▶ [What to do]
Where does the string "Ctrl" occur in the records below? Copy every line that holds it.

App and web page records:
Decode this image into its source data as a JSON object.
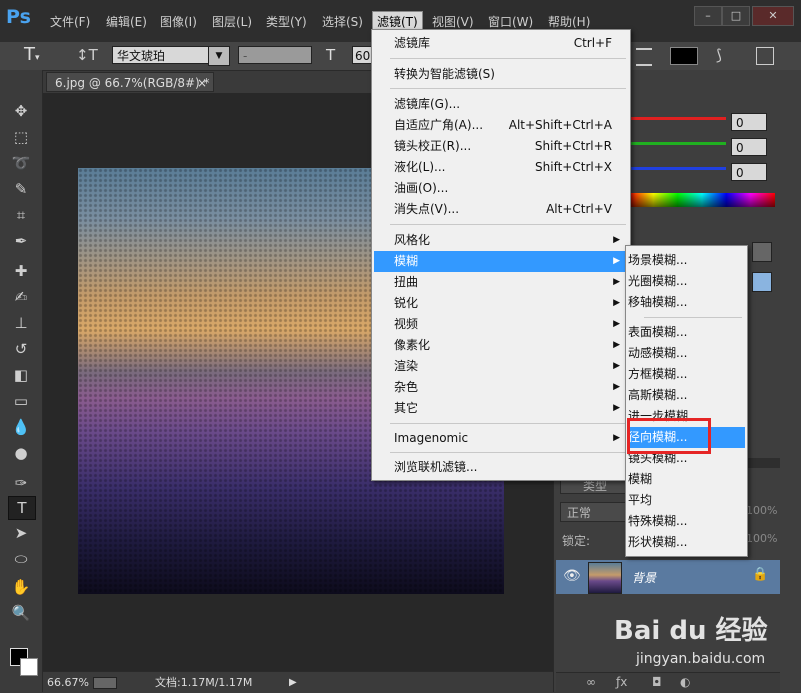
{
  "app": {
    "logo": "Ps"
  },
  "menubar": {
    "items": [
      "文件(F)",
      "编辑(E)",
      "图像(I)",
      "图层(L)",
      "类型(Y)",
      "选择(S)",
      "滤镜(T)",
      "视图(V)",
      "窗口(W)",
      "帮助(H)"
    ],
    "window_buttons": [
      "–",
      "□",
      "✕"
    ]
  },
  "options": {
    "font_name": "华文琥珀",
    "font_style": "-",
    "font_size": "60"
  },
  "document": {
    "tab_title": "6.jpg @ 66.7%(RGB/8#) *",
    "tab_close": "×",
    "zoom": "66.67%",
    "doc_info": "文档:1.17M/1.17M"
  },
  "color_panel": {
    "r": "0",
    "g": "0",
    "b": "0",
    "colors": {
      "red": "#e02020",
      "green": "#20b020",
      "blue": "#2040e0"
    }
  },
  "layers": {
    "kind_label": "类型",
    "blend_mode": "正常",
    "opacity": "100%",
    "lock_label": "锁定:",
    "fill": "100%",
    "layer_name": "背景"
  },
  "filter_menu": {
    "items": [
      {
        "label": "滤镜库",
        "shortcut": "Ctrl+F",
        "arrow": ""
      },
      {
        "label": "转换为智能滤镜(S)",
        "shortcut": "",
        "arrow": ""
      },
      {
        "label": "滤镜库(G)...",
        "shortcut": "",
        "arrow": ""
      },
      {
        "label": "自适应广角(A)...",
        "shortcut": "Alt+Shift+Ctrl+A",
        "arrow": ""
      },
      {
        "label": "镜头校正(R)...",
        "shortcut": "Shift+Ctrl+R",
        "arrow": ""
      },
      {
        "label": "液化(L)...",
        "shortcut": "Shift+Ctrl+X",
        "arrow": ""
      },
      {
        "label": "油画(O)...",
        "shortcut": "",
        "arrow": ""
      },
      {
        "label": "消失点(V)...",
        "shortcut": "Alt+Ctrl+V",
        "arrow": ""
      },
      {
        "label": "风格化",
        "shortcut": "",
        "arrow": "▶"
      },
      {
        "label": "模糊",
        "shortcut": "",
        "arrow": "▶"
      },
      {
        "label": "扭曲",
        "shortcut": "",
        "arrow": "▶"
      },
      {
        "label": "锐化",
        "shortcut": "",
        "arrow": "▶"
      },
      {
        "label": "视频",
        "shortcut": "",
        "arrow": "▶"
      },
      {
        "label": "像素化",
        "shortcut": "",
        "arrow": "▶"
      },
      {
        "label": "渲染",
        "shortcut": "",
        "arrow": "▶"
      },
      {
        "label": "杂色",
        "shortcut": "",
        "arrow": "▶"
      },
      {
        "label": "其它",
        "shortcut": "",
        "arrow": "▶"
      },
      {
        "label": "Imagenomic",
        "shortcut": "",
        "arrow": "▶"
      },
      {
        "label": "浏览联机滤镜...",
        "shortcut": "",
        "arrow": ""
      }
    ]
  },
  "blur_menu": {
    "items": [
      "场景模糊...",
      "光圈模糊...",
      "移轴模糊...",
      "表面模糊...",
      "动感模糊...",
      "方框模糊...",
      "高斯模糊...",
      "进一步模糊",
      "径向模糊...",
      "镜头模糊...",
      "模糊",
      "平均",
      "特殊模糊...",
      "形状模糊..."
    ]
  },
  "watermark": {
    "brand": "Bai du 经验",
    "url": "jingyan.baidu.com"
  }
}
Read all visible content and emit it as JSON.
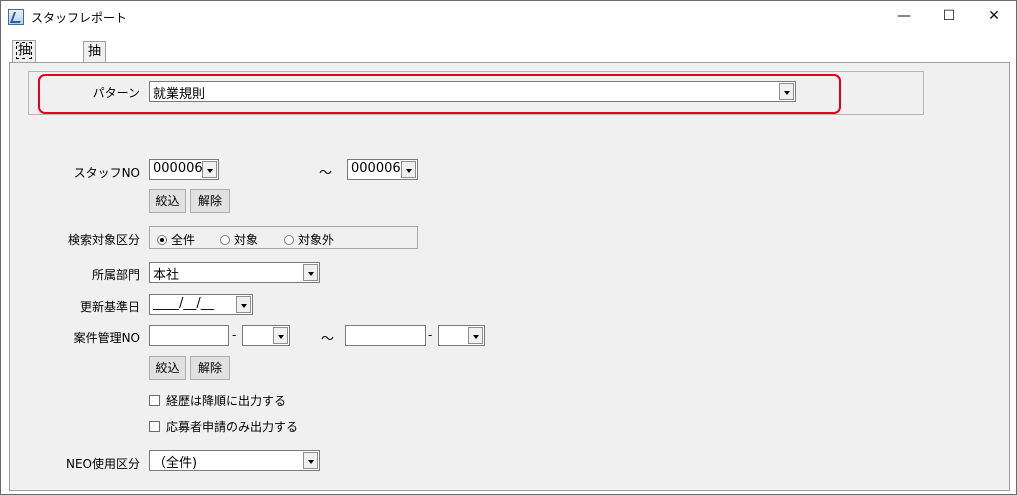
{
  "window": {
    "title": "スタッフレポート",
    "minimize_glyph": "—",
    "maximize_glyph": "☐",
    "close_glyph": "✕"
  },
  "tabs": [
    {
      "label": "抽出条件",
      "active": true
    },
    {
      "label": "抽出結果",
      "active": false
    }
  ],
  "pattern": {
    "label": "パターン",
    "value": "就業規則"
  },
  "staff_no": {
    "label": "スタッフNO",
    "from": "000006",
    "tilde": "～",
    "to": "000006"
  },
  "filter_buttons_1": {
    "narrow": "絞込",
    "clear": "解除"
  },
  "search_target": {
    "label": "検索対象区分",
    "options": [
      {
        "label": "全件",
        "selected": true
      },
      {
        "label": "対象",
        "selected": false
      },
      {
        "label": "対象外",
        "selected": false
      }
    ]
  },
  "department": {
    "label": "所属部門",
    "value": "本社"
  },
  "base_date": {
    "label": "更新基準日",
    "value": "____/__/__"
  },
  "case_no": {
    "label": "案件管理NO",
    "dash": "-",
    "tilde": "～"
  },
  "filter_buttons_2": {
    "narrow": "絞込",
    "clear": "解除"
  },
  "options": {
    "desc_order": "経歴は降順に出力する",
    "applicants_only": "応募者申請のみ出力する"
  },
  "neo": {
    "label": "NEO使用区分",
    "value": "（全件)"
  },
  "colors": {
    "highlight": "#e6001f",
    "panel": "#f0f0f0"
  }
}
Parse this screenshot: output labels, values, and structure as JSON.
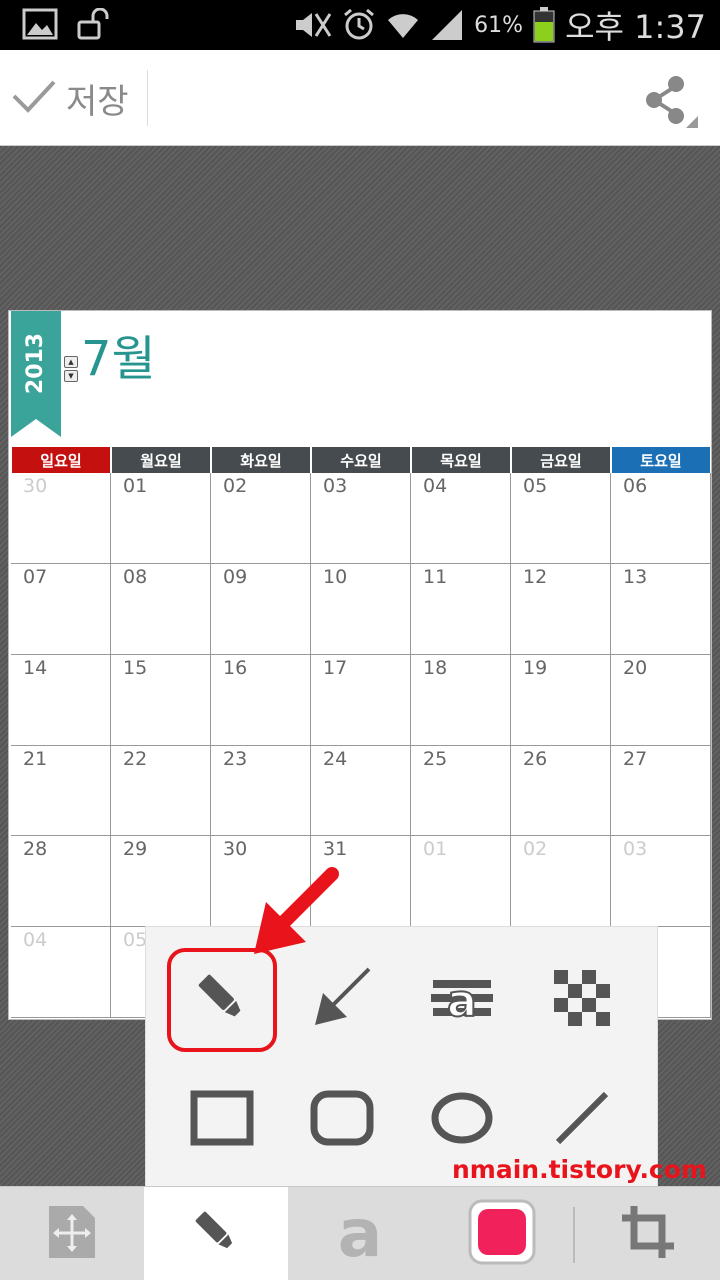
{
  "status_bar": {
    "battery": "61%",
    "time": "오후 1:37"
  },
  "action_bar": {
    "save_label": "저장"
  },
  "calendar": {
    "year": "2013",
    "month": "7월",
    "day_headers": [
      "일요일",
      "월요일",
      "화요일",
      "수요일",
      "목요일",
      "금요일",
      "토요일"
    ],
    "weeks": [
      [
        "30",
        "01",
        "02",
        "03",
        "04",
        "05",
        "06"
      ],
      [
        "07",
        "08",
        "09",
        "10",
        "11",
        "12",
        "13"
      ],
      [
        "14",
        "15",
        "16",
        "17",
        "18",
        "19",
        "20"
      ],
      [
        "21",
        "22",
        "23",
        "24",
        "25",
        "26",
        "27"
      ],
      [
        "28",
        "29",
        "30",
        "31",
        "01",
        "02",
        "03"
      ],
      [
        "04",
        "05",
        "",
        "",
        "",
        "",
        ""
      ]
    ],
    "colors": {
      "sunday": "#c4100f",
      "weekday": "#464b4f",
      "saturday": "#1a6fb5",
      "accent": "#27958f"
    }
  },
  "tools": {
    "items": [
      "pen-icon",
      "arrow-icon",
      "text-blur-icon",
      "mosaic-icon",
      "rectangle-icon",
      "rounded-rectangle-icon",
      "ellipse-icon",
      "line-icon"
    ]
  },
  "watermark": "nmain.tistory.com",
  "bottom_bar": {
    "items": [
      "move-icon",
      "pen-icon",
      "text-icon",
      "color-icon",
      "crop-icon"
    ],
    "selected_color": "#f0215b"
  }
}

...

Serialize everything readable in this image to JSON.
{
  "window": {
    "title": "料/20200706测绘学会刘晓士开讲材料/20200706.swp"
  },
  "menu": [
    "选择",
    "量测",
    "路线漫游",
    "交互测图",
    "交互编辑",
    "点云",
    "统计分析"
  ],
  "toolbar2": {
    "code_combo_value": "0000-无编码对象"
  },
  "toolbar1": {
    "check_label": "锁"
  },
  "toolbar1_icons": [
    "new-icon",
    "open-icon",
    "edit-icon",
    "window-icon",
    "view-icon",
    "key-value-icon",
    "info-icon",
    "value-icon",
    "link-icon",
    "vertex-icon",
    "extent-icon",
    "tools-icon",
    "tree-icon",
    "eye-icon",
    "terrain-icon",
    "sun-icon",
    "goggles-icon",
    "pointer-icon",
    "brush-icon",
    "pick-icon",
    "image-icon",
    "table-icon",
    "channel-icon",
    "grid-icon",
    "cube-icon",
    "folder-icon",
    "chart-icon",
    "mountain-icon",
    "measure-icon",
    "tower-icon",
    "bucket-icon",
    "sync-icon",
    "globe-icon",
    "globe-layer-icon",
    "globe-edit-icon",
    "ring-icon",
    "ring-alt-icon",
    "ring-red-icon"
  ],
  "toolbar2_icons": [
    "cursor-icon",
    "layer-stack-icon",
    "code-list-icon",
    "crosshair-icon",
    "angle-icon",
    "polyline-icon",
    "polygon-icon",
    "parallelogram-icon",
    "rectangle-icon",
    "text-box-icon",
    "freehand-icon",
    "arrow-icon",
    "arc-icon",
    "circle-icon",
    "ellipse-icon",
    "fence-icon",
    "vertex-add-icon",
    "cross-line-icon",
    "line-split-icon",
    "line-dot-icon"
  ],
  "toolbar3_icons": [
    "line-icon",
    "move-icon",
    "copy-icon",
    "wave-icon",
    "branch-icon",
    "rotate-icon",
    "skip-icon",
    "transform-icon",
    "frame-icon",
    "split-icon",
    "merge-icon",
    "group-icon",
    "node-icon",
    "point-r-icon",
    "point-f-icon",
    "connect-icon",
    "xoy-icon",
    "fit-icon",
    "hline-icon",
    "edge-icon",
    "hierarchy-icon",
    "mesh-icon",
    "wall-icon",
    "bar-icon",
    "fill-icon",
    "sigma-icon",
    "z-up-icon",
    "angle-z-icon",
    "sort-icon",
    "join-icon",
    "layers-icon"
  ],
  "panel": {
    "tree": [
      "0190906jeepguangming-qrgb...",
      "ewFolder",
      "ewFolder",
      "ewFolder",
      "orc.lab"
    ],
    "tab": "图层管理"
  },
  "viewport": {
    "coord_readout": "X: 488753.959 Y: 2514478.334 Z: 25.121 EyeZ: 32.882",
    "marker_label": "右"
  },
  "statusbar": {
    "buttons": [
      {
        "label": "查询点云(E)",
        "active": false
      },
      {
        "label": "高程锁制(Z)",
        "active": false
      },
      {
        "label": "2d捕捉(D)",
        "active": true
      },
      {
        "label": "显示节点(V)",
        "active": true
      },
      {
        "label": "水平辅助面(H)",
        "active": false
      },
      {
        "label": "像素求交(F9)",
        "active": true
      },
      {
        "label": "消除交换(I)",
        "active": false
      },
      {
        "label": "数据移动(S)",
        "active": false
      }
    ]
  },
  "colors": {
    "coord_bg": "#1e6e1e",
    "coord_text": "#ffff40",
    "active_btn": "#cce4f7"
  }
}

▶ [Solution below]
        "shortcut": "Ctrl+F",
        "shortcut": "Alt+Shift+Ctrl+A",
        "shortcut": "Shift+Ctrl+R",
        "shortcut": "Shift+Ctrl+X",
        "shortcut": "Alt+Ctrl+V",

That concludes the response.